BACKGROUND: This paper describes the seroprevalence and risk factors of Herpes simplex virus (HSV) infection in a group of female prostitutes from Mexico City. METHODS: Women who consented to participate in the study voluntarily attended a sexually transmitted disease (STD) clinic during 1992. A standardized questionnaire was administered and a blood sample was obtained from each participant. Type-specific Western blot serology was performed to determine the serostatus of HSV-1 and HSV-2 for participants. Bivariate and multivariate analyses were applied to identify variables associated with an increased risk for HSV infection. RESULTS: Prevalences of infection among the 997 prostitutes studied were 93.9% for HSV-1 and 60.8% for HSV-2. Only 1.8% of the women were seronegative for both viruses. The only variable associated with HSV-1 seropositivity was crowding index. The following variables were associated with an increased risk for infection with HSV-2: age, level of education, working site, born outside Mexico City and increasing time as a prostitute. CONCLUSIONS: This is the first assessment of HSV infection in Mexico and may be useful for the development and application of control and preventive measures among the prostitute population at risk of acquiring and transmitting human immunodeficiency virus (HIV) and other STD. (+info)
Sexual behaviour of commercial sex workers and their clients in Cambodia. Japan-Cambodia Collaborating Research Group.
OBJECTIVE: This study surveyed the sexual behaviour of commercial sex workers and their clients in an attempt to identify factors of transmission of STDs (including HIV/AIDS) and to control their epidemics in Cambodia and South-East Asia. DESIGN: Cross-sectional study.
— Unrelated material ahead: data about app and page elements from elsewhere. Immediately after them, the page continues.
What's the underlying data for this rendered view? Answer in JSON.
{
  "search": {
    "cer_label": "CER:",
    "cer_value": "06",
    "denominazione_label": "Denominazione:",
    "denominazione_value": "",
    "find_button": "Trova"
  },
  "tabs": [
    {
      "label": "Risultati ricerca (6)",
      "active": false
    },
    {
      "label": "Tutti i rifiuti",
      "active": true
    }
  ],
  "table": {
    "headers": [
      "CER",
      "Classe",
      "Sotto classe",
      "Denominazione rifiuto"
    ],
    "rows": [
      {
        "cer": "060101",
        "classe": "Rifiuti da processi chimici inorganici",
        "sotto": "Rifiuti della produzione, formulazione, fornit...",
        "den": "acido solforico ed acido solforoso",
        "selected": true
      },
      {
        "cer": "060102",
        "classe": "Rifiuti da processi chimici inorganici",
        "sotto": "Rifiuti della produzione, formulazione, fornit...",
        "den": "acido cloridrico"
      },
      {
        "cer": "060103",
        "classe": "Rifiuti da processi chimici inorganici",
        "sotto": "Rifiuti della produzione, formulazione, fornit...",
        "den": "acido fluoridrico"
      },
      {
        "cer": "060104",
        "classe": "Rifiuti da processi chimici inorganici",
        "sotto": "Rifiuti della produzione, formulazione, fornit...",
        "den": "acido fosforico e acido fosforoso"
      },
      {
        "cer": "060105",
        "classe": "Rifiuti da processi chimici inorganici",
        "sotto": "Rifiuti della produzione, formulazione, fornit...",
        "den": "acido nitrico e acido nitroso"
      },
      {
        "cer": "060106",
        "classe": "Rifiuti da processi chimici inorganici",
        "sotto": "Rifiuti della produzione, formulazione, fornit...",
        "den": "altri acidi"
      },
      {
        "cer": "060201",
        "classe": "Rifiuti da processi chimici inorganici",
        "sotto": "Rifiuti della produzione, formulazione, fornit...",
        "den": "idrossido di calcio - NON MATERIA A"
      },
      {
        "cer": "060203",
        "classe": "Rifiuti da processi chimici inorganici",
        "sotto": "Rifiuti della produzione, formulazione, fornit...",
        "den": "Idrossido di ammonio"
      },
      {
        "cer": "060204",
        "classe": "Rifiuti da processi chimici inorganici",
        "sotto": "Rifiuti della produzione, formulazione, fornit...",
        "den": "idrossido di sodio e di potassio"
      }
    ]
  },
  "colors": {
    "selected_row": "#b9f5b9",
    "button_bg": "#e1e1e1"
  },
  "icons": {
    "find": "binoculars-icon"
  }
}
SETTING: Trained questioners asked items of the questionnaires to each objective subject in December 1996. Data were analysed to show the descriptive status by risk group of each person. PARTICIPANTS: 200 direct commercial sex workers, 220 indirect commercial sex workers, and 211 clients in Phnom Penh. RESULTS: Prostitution was widely accepted by both young males and females, and this was an easy way for young girls to obtain money. Although commercial sex workers and clients were knowledgeable about prevention methods against STDs, they seldom used condoms. Some commercial sex workers had been infected with STDs many times, and many of them incompletely treated the diseases by themselves. Social support from governmental and non-governmental organisation was poor. CONCLUSIONS: It is very important to support both commercial sex workers in practicing preventive methods against STDs and also visiting physicians when they notice symptoms of STDs. It is strongly recommended that not only governmental but also non-governmental organisations should be more active in this area. (+info)
Risk factors for human T cell lymphotropic virus type II infection among the Guaymi Indians of Panama.
To examine risk factors for human T cell lymphotropic virus type II (HTLV-II) infection, a case-control study was conducted among the Guaymi Indians of Panama. In females, HTLV-II seropositivity was associated with early sexual intercourse (15 years; odds ratio [OR], 2.50; 95% confidence interval [CI], 1.11-6.14) and number of lifetime sex partners. One partner increased risk of seropositivity by 30% (OR, 1.30; CI, 1.05-1.64), and risk increased with number of partners. Similar risk was associated with number of long-term sexual relationships. Among males, intercourse with prostitutes was associated with HTLV-II seropositivity (OR, 1.68; CI, 1.04-2.72). These data support a role for sexual transmission in HTLV-II infection. Association of seropositivity with primary residence in a traditional village (OR, 3.75; CI, 1.02-15.38) and lack of formal education (0 vs. >6 years [OR, 3.89; CI, 1.67-9.82]) observed in males may reflect differences in sexual practices associated with acculturation. (+info)